--- Instructions to follow ---
Please filter the data below down to the lines holding the string "Pobierz".

--- Given data ---
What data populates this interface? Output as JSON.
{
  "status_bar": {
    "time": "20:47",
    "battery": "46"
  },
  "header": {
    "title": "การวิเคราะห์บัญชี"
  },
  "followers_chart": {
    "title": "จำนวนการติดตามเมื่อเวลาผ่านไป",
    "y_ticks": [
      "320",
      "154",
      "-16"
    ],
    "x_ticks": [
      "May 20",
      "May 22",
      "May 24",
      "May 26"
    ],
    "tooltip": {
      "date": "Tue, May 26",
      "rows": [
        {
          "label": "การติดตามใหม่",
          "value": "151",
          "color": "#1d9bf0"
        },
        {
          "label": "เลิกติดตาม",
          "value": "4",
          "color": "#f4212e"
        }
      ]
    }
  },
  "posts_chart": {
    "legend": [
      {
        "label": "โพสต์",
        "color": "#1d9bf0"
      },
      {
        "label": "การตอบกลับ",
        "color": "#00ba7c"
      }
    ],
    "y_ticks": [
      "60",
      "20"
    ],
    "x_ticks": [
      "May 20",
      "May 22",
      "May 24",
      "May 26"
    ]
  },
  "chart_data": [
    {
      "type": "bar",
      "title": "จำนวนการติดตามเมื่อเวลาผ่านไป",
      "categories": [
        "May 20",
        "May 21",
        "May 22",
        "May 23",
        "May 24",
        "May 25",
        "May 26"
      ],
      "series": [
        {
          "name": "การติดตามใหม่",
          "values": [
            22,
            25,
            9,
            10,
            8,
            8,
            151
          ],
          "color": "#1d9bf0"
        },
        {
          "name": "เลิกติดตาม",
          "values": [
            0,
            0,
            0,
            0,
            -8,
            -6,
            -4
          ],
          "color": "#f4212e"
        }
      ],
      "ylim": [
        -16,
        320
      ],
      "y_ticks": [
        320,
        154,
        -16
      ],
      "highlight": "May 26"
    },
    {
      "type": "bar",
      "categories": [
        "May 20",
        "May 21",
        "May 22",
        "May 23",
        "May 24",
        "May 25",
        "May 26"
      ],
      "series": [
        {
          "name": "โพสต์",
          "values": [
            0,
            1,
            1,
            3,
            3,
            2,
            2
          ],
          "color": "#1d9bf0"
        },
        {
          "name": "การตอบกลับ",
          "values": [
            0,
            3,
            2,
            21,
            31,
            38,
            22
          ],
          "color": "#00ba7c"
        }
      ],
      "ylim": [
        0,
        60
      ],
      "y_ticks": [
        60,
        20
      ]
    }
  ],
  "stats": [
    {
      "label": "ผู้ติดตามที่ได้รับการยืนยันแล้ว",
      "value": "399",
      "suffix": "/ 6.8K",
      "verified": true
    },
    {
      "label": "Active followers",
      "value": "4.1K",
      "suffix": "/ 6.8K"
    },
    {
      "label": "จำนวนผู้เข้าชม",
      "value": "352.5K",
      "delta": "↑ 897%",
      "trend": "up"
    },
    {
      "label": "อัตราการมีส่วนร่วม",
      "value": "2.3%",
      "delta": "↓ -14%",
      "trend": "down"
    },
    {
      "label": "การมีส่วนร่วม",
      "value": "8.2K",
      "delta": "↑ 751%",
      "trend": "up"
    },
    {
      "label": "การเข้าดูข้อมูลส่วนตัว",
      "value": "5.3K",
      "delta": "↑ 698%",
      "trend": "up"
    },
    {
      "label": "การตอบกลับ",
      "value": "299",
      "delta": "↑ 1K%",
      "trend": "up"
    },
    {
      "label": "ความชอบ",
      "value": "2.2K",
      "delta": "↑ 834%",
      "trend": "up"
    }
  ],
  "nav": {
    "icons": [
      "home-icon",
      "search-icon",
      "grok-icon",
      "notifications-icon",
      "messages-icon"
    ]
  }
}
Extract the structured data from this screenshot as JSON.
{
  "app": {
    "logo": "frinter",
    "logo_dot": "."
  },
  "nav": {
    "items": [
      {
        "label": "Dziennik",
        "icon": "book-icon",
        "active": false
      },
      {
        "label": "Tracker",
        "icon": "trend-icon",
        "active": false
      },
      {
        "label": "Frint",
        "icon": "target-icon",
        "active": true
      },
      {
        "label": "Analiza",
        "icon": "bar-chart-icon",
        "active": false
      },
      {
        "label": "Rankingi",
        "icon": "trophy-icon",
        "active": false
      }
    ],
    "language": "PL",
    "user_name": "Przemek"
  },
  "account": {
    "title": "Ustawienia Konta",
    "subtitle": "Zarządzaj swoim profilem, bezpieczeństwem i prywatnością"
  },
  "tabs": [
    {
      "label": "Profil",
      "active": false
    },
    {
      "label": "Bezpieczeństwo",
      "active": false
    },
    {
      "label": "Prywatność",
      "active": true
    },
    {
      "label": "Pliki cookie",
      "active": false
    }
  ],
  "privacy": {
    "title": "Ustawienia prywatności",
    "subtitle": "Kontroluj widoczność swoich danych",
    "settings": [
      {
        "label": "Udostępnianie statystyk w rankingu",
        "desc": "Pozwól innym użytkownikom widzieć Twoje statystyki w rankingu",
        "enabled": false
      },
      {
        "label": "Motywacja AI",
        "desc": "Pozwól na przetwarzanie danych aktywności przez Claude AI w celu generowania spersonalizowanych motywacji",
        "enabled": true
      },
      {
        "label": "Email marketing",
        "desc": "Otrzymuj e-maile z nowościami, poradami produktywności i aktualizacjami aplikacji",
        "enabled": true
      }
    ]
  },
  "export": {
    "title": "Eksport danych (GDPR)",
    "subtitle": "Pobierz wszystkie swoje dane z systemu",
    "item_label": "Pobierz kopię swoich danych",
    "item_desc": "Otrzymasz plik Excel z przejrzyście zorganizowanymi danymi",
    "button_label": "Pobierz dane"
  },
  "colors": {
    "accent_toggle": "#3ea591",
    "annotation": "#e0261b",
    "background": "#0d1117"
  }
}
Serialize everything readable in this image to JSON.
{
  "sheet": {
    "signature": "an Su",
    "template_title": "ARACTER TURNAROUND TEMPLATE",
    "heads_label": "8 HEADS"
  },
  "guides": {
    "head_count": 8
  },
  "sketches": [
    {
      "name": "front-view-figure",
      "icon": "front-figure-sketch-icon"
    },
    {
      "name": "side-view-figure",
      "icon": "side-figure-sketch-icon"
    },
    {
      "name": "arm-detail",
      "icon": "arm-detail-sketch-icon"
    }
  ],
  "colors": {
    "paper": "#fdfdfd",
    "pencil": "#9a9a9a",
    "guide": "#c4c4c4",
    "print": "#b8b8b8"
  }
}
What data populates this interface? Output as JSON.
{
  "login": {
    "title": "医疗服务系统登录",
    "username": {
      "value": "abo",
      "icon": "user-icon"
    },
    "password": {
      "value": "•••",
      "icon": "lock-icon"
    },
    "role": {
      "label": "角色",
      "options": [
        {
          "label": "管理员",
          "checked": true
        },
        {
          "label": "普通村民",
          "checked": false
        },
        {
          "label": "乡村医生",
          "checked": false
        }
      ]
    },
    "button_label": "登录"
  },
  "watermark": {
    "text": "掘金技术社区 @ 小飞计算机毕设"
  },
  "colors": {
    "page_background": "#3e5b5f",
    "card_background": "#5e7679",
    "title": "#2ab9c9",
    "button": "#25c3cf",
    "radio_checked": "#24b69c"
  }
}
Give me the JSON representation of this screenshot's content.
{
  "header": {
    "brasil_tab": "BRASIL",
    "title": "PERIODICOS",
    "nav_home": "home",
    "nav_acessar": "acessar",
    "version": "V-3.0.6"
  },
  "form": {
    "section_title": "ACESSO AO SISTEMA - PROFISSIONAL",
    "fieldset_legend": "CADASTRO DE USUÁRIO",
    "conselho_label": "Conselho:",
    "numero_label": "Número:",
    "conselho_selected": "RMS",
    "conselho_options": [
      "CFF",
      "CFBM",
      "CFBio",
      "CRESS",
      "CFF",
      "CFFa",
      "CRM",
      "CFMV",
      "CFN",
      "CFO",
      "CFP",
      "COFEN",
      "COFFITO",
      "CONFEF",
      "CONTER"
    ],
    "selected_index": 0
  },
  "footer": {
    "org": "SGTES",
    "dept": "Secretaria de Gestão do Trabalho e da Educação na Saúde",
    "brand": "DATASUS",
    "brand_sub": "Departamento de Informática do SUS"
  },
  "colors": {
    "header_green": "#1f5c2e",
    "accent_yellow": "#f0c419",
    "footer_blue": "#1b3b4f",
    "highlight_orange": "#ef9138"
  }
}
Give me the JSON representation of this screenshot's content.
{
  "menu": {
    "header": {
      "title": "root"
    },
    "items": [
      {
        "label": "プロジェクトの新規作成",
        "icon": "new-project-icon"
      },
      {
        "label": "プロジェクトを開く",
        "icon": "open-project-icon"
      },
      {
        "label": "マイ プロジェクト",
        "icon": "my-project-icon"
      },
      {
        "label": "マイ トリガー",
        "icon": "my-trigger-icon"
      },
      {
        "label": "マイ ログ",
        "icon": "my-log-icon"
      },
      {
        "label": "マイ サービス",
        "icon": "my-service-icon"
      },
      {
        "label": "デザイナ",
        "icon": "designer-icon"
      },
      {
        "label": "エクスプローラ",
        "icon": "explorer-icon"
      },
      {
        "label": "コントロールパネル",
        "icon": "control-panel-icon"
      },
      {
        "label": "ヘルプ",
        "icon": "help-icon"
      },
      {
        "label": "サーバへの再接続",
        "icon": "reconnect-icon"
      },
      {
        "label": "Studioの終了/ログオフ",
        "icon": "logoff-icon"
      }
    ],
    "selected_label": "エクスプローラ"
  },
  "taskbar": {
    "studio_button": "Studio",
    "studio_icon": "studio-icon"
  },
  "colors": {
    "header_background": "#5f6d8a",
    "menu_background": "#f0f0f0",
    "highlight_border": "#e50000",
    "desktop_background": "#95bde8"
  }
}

--- Response ---
    "subtitle": "Pobierz wszystkie swoje dane z systemu",
    "item_label": "Pobierz kopię swoich danych",
    "button_label": "Pobierz dane"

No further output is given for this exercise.